• **WHAT YOU WILL DO**: Among the entries below, find the lines holding "true" and copy them.

• **DATA RECORDS**:
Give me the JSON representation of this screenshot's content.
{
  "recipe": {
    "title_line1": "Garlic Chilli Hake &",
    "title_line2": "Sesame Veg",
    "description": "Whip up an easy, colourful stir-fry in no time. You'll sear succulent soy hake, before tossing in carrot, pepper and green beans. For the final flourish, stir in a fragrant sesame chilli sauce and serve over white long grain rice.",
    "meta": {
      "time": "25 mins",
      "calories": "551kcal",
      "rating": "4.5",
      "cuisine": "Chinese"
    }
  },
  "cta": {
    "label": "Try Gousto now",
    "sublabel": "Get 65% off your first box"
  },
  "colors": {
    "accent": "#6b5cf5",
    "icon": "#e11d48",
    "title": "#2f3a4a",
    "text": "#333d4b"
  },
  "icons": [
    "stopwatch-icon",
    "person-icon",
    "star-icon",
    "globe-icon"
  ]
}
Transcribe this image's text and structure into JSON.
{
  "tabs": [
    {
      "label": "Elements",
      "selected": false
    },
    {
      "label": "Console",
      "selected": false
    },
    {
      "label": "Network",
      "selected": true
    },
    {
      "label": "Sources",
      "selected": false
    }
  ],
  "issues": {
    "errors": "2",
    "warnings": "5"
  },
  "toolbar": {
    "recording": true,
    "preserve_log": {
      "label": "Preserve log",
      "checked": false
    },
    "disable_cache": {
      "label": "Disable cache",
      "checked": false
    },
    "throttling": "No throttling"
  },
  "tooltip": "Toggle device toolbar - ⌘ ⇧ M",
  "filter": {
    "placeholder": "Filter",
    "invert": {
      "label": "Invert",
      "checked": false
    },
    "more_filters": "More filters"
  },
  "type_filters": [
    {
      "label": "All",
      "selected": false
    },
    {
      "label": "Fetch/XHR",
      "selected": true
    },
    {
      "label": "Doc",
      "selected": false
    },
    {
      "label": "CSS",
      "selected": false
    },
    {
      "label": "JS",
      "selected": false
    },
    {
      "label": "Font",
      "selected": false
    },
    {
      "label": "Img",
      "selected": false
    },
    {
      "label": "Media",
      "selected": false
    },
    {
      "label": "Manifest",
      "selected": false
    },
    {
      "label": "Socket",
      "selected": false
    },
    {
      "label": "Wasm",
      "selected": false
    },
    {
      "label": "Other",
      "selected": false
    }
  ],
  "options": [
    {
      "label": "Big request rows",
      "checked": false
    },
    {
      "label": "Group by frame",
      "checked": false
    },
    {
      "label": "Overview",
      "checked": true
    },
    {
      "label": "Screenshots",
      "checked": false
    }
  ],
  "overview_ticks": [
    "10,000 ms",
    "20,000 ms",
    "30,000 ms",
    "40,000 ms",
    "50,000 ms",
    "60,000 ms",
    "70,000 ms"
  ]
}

• **TASK ANSWER**:
      "selected": true
    "recording": true,
      "selected": true
      "checked": true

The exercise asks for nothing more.